Momma’s Boy

The other Saturday, I decided I would take my mom to get her hair done. Normally, my kid sister does it, but she’s been traveling a lot for work lately and hasn’t had the chance. So I called my mom’s stylist and made an appointment. It’s with a woman she’s been going to for years. She also speaks Japanese, so in a lot of ways this is a social visit that my mom loves.

It’s at one of those places in old Waipahu near where Arakawa’s used to be. I don’t remember the name, but if I said it’s a beauty shop, you know exactly what I mean. Walking in there, I felt like Marty McFly from the movie Back To The Future when he goes back to the 1950s in his small hometown.

While the place is not rundown or anything, the fixtures smack of the ’60s and took me back to the days when the Nagasawa kids would accompany our mom when she got her hair done. There was that smell of perm and hair dye, those space-helmet hair dryers, and the only thing to read were books showing the latest beehive hairstyles.

Anyway, I plopped myself in a chair and listened as my mom’s hairstylist commented that I was such a “good boy” to bring her to get her hair done. So they started yakking away in their native tongue, while I looked for something to read. Although they do cut men’s hair, the majority of reading material seemed to be geared toward women.

I thought I might luck out and find a copy of Cosmopolitan magazine, where at least I could look at the photos and read about what modern women think about men. Instead, I had to settle for reading about how to make some kind of gluten-free dessert for a summer garden party.

When you’re waiting for someone else to get their hair done, the time machine flux-capacitor slows all time down to a crawl. It is the equivalent of waiting for my wife to try on clothes at the store. I feel that, by the time they’re done, I’ll have grown a beard like all those baseball players are sporting these days.

Just as I was starting to fall asleep, my mom was done, her hair washed and styled, and she looked like a million bucks.
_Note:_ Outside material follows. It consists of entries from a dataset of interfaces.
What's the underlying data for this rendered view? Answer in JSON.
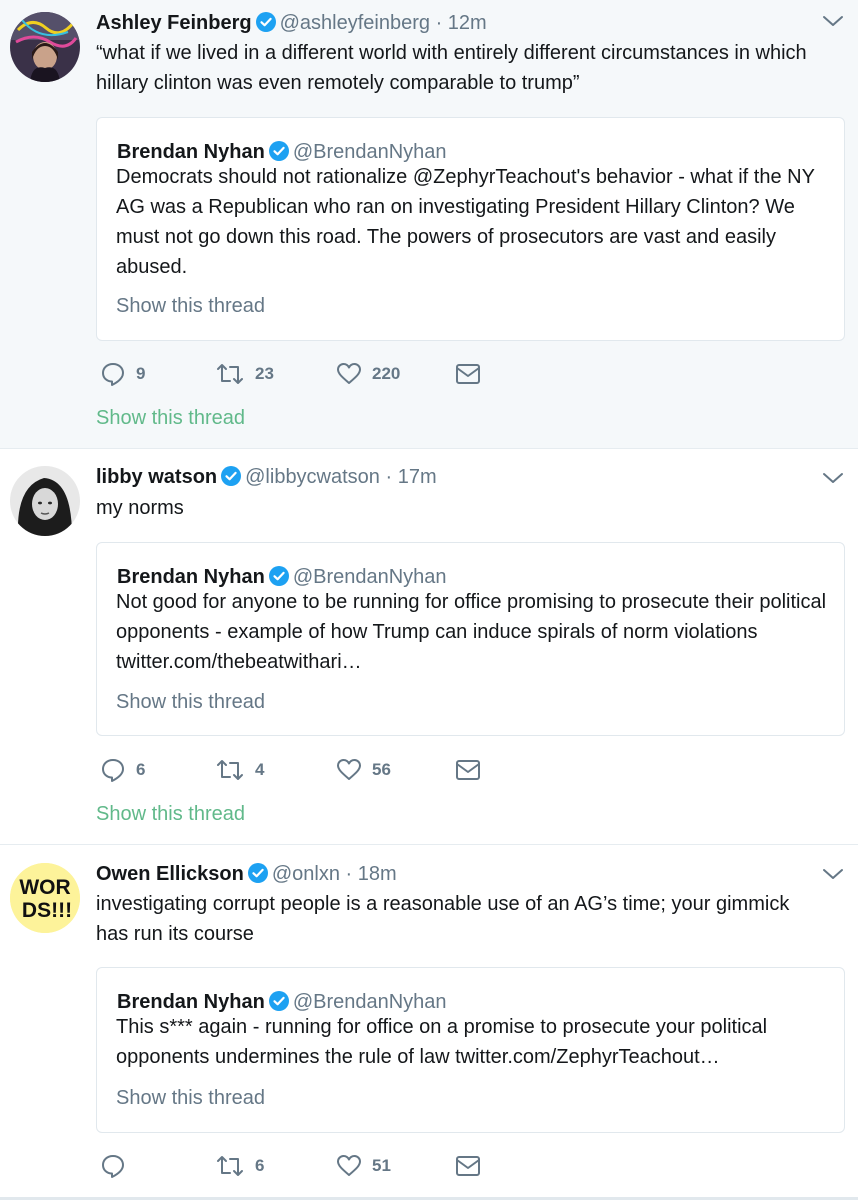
{
  "tweets": [
    {
      "name": "Ashley Feinberg",
      "handle": "@ashleyfeinberg",
      "dot": "·",
      "time": "12m",
      "text": "“what if we lived in a different world with entirely different circumstances in which hillary clinton was even remotely comparable to trump”",
      "quote": {
        "name": "Brendan Nyhan",
        "handle": "@BrendanNyhan",
        "text": "Democrats should not rationalize @ZephyrTeachout's behavior - what if the NY AG was a Republican who ran on investigating President Hillary Clinton? We must not go down this road. The powers of prosecutors are vast and easily abused.",
        "thread_label": "Show this thread"
      },
      "replies": "9",
      "retweets": "23",
      "likes": "220",
      "thread_label": "Show this thread"
    },
    {
      "name": "libby watson",
      "handle": "@libbycwatson",
      "dot": "·",
      "time": "17m",
      "text": "my norms",
      "quote": {
        "name": "Brendan Nyhan",
        "handle": "@BrendanNyhan",
        "text": "Not good for anyone to be running for office promising to prosecute their political opponents - example of how Trump can induce spirals of norm violations twitter.com/thebeatwithari…",
        "thread_label": "Show this thread"
      },
      "replies": "6",
      "retweets": "4",
      "likes": "56",
      "thread_label": "Show this thread"
    },
    {
      "name": "Owen Ellickson",
      "handle": "@onlxn",
      "dot": "·",
      "time": "18m",
      "avatar_text": "WOR DS!!!",
      "text": "investigating corrupt people is a reasonable use of an AG’s time; your gimmick has run its course",
      "quote": {
        "name": "Brendan Nyhan",
        "handle": "@BrendanNyhan",
        "text": "This s*** again - running for office on a promise to prosecute your political opponents undermines the rule of law twitter.com/ZephyrTeachout…",
        "thread_label": "Show this thread"
      },
      "replies": "",
      "retweets": "6",
      "likes": "51"
    }
  ],
  "colors": {
    "verified": "#1da1f2",
    "muted": "#657786",
    "thread_link": "#61b98a",
    "border": "#e1e8ed",
    "highlight_bg": "#f5f8fa"
  }
}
As we went up to the register to pay, her stylist offered me some candy that I’m pretty sure was for kids who accompany their mommies and receive a treat for being patient. I took the candy because I was a pretty darned good boy.